Landbridge: Life in Fragments by Y-Dang Troeung is a memoir that is fundamentally a reflection of the author’s family’s experiences as Cambodian refugees who fled the Khmer Rouge regime, ultimately finding sanctuary in Canada. However, this book can also be seen as a powerful exploration of the human experience as seen through the lens of a fragmented world.

Throughout the novel, the author takes us on a journey through time and space, weaving together narratives from different eras and regions. This book is not just about history, it’s about how history shapes our lives today. It spans continents and generations, revealing the hidden threads that bind us all. Through this book, we are invited to reflect on the concept of a “landbridge” and the idea that land is not just a physical space but a bridge between cultures, peoples, and memories. Troeung opens a window with her stories for readers to catch a glimpse of the challenging landscapes of immigration, memory, and family. This book challenges us to rethink our understanding of borders and divisions, showing us how they can be both unifying and divisive forces in our world.

Landbridge is a celebration of diversity and a call for unity. It’s a book that reminds us of the importance of preserving our cultural heritage while embracing the interconnectedness of our global society. This is a thought-provoking read that will stay with you. For students interested in history, culture, and the human experience, ‘Landbridge: Life in Fragments’ is a must-read. Y-Dang Troeung’s storytelling will captivate your mind and touch your heart.

Kate is a student in the Faculty of Education at the University of New Brunswick and is passionate about teaching.

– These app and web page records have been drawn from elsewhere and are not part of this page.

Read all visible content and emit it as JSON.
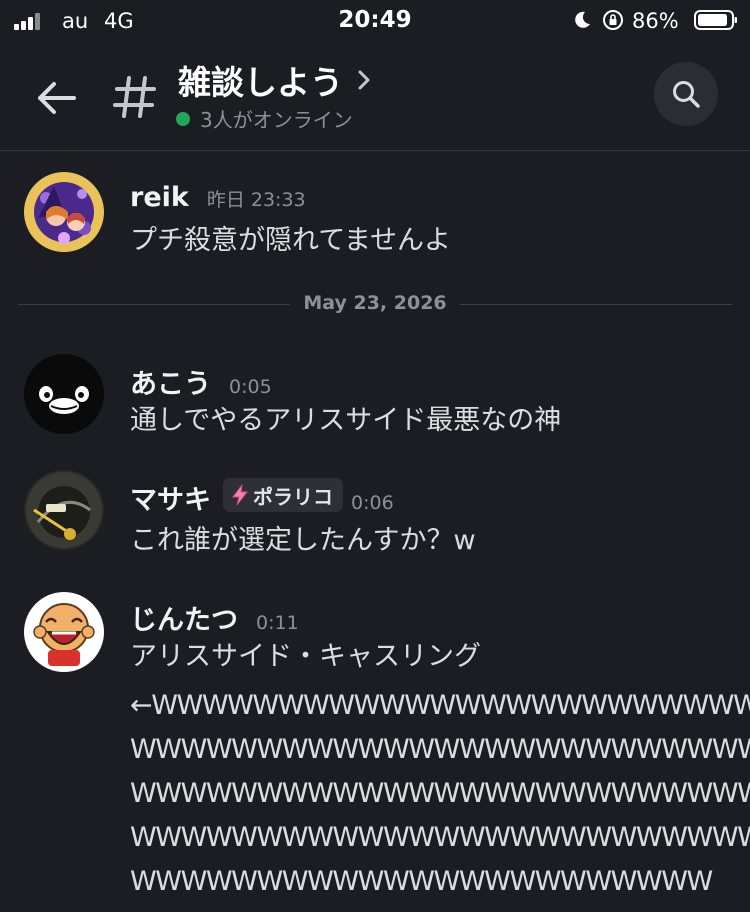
{
  "status_bar": {
    "carrier": "au",
    "network": "4G",
    "time": "20:49",
    "battery_percent": "86%",
    "icons": [
      "signal-icon",
      "moon-icon",
      "rotation-lock-icon",
      "battery-icon"
    ]
  },
  "header": {
    "channel_name": "雑談しよう",
    "online_status": "3人がオンライン",
    "icons": [
      "back-arrow-icon",
      "hash-icon",
      "chevron-right-icon",
      "search-icon"
    ]
  },
  "colors": {
    "background": "#1c1d22",
    "online": "#23a55a",
    "tag_bolt": "#f47fb4"
  },
  "date_separator": "May 23, 2026",
  "messages": [
    {
      "author": "reik",
      "time": "昨日 23:33",
      "text": "プチ殺意が隠れてませんよ"
    },
    {
      "author": "あこう",
      "time": "0:05",
      "text": "通しでやるアリスサイド最悪なの神"
    },
    {
      "author": "マサキ",
      "tag": "ポラリコ",
      "time": "0:06",
      "text": "これ誰が選定したんすか？w"
    },
    {
      "author": "じんたつ",
      "time": "0:11",
      "text": "アリスサイド・キャスリング",
      "followup_lines": [
        "←WWWWWWWWWWWWWWWWWWWWWWWWW",
        "WWWWWWWWWWWWWWWWWWWWWWWWW",
        "WWWWWWWWWWWWWWWWWWWWWWWWW",
        "WWWWWWWWWWWWWWWWWWWWWWWWW",
        "WWWWWWWWWWWWWWWWWWWWWWW"
      ]
    }
  ]
}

She is dedicated to fostering a love for learning and believes books in the power of books to inspire and teach.